Container gardening is not something I thought I would end up doing. Growing up I’d always had a plot of land to grow food and flowers. This continued through my adult life until recently when I moved to a new town and rented an apartment. So far I haven’t found anywhere to live that has space for a garden, so I decided to try out having a porch vegetable garden with flowers.
The apartment has a small, west-facing porch with a pretty window box across the front.The porch gets really warm in summer, over 100℉ on some days in August. I knew there would be challenges and that I might need to come up with work arounds.
In my research I read that aside from leafy vegetables, most vegetable plants need to grow in a container about the size of a 5 gallon bucket. I’ve accumulated several types of containers over the past few years, including some plastic tubs found by the apartment dumpster, pots friends didn’t want, as well as pots found at thrift shops and hardware stores. Unfortunately, most of the containers hold maybe two gallons of soil, so it’s possible some of the plants may not make it through the summer heat. I do grow leafy greens but only in fall and spring.
In case some of the containers failed, I decided to splurge on a CedarCraft elevated planter I found on Groupon, which was not as expensive as I would have expected. The planter holds 4 cubic feet of soil and has space for quite a few plants.
I filled the containers and planter with a basic potting mix. Potting mixes that contain fertilizer can be a bit expensive and since I needed several cubic feet, I opted for the cheaper route. As time goes on and the potting mix begins to break down, I will probably add a higher quality potting mix.
I chose vegetables that I like to eat, which makes sense but apparently not everyone does this? (or so I’ve heard). I planted several varieties of cherry tomatoes, cucumbers, pepper, eggplant, pumpkins, squash, beans, basil, thyme, sage, watermelon and some zinnias. I’m a huge eggplant fan so I planted three varieties, among them ‘Kermit’ and ‘Bambino’.

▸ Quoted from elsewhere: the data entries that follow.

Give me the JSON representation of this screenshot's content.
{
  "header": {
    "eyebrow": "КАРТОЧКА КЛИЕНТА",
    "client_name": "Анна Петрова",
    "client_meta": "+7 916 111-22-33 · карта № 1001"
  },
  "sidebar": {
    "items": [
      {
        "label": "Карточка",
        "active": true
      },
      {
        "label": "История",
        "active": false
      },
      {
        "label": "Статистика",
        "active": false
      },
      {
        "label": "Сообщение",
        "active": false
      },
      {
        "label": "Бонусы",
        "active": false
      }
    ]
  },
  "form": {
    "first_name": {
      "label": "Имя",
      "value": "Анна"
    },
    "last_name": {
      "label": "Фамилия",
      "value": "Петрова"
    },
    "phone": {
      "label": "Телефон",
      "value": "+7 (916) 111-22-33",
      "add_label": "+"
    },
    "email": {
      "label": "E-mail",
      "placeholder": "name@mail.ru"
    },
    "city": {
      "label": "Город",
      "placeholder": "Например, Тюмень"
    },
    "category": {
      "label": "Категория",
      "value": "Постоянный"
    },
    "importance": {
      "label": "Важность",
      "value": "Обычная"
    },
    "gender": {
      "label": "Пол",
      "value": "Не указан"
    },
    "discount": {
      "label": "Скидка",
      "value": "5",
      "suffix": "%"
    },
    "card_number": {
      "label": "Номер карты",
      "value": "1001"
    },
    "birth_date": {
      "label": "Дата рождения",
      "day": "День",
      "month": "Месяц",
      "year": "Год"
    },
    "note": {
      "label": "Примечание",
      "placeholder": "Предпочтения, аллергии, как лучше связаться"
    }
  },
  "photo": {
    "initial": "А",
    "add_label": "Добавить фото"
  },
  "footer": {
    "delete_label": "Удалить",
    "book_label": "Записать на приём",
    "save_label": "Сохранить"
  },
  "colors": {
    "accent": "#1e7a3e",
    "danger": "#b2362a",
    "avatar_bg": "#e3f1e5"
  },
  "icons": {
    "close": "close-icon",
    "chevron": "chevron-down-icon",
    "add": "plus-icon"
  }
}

I planted my garden in late April, which in the Central Valley of CA is a good time to plant. Any earlier and the plants just sort of “chill” for a while (as in not growing kind of chill). Most warm season vegetables do not begin to grow until soil temperatures warm up to about 60℉.
After about a month, I noticed the leaves of some of my plants were turning yellow. Stay tuned to find out why! Next blog post coming soon. Please feel free to post your experiences, advice and any questions you may have so all of us gardeners can “grow” together!